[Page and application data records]
'''

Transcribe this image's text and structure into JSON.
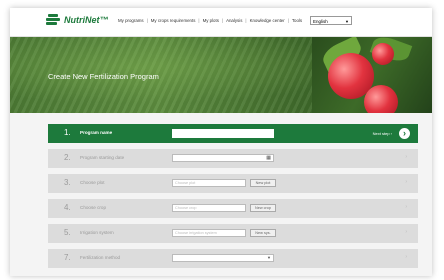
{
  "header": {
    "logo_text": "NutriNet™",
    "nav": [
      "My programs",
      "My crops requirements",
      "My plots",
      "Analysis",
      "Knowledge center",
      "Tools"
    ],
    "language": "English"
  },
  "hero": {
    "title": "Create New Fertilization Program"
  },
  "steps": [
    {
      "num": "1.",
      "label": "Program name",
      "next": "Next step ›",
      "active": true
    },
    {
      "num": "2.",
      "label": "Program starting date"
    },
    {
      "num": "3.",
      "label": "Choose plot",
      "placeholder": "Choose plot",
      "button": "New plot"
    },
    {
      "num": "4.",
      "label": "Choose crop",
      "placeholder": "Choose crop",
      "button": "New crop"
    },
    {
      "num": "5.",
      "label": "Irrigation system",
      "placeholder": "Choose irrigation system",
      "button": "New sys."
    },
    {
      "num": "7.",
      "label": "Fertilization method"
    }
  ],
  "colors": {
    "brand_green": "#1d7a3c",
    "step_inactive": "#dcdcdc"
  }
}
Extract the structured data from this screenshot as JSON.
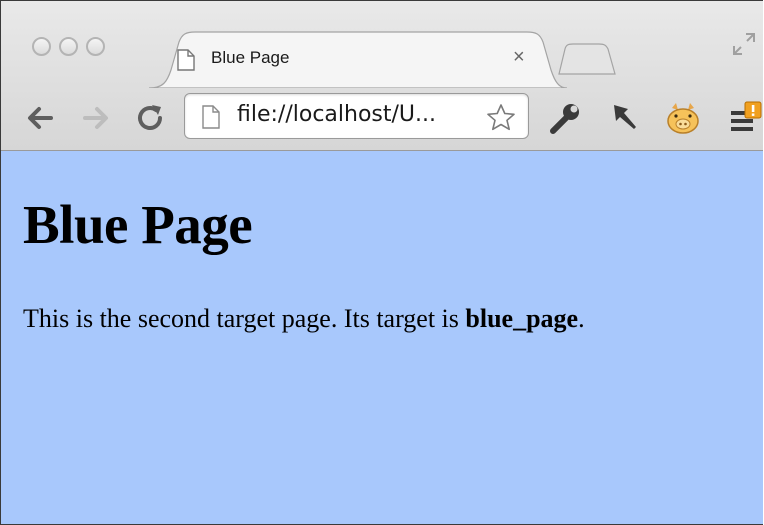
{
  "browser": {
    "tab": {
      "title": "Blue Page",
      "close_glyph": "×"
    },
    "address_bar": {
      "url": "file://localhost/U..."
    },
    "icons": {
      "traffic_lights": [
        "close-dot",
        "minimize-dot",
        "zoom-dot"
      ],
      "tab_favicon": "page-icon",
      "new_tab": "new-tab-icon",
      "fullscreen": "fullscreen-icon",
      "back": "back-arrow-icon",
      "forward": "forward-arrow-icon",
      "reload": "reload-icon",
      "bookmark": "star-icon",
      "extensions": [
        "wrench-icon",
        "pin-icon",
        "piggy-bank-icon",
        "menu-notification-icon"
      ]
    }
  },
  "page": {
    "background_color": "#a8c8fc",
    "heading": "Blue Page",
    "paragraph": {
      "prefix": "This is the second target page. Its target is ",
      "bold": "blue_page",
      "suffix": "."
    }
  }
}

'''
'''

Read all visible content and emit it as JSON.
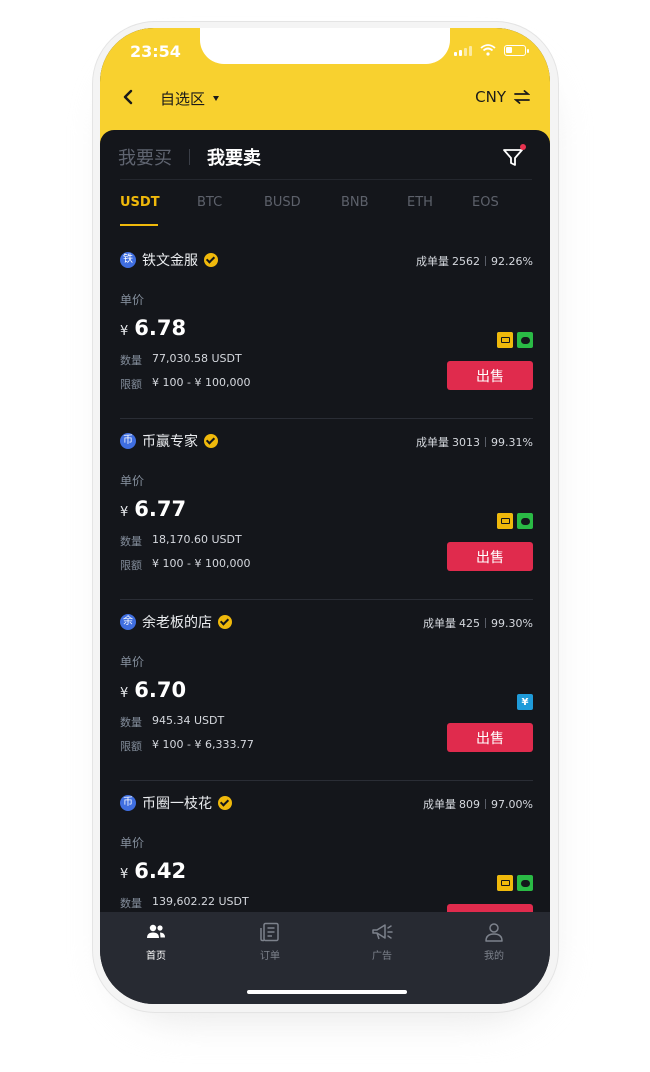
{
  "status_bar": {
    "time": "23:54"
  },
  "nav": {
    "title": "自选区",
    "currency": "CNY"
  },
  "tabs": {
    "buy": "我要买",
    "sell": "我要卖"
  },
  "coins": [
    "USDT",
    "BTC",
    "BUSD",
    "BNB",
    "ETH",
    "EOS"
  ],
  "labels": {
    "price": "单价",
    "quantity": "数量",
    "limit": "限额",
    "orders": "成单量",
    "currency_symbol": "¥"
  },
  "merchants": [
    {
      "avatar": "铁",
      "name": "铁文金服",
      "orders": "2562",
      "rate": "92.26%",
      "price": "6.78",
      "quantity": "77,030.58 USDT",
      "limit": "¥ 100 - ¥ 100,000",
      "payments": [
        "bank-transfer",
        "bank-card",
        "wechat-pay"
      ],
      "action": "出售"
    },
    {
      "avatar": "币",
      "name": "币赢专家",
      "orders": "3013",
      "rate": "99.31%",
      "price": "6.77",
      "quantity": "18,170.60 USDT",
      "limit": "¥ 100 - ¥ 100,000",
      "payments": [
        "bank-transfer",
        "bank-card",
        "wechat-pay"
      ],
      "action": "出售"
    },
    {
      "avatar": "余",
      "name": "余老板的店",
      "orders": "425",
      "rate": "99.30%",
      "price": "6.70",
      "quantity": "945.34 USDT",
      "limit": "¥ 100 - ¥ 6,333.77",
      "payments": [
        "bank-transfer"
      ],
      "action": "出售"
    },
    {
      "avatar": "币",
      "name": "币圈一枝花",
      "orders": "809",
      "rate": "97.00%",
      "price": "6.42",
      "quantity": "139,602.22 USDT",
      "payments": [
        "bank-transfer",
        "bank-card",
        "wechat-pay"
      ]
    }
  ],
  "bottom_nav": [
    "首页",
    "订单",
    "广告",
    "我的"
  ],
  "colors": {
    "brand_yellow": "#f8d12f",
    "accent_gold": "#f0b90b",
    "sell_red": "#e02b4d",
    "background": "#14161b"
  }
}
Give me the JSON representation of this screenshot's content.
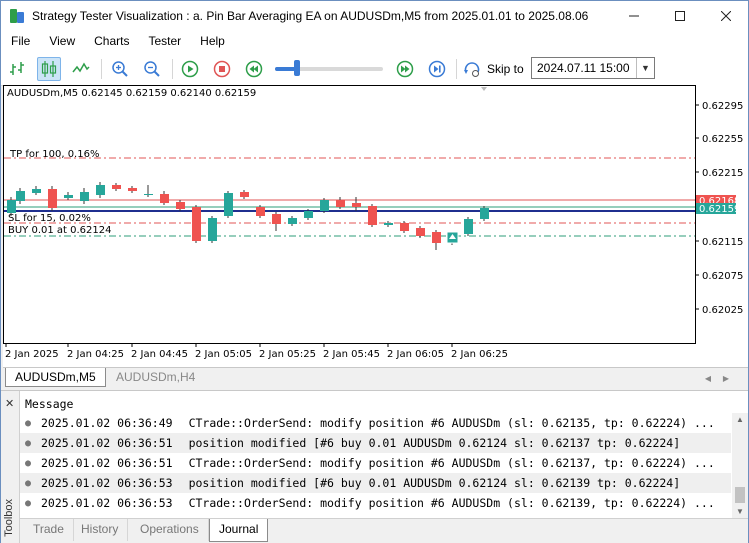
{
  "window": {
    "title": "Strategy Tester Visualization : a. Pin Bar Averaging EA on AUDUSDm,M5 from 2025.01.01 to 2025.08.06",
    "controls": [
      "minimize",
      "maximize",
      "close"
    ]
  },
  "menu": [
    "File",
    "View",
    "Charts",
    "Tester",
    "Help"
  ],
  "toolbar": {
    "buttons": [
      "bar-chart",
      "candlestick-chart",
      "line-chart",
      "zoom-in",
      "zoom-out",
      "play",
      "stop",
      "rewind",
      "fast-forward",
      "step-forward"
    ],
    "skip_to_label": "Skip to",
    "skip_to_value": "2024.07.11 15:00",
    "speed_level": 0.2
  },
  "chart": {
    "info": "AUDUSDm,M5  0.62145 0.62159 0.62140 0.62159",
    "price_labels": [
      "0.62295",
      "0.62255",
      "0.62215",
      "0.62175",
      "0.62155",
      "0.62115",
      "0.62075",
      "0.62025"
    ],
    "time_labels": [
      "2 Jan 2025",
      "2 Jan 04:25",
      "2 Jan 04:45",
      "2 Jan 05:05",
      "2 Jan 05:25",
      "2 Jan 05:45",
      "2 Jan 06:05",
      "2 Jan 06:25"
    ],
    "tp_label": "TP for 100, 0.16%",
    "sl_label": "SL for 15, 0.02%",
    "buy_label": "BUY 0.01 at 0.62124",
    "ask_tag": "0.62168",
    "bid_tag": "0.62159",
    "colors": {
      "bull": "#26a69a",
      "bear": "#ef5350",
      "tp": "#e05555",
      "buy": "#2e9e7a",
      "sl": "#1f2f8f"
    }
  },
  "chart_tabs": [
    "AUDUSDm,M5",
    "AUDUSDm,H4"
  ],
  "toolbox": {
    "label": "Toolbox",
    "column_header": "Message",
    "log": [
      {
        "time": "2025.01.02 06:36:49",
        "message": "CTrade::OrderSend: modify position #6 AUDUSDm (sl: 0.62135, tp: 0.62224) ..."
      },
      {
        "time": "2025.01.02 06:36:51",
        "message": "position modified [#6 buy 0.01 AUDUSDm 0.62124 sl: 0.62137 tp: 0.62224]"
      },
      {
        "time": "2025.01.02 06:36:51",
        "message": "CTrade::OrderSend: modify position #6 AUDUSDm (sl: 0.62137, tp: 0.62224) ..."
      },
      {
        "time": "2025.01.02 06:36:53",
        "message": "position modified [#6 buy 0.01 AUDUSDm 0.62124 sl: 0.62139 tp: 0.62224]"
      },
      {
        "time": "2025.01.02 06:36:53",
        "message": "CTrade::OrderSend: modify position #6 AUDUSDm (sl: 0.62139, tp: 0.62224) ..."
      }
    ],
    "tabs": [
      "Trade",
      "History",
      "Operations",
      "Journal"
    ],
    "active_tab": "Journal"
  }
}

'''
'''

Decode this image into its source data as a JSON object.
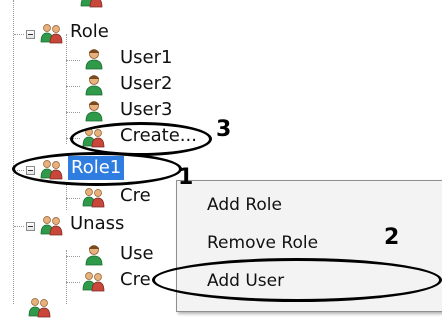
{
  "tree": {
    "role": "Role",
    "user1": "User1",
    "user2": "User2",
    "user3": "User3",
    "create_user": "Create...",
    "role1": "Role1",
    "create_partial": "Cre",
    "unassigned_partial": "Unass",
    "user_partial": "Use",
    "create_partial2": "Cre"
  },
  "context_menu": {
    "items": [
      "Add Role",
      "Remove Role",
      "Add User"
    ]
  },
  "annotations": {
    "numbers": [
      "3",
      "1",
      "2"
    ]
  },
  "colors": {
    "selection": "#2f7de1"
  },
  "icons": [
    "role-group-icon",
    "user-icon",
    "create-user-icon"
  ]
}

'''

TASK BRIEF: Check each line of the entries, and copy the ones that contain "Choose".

THE COMPLETED TASK:
      "label": "Choose plot",
      "placeholder": "Choose plot",
      "label": "Choose crop",
      "placeholder": "Choose crop",
      "placeholder": "Choose irrigation system",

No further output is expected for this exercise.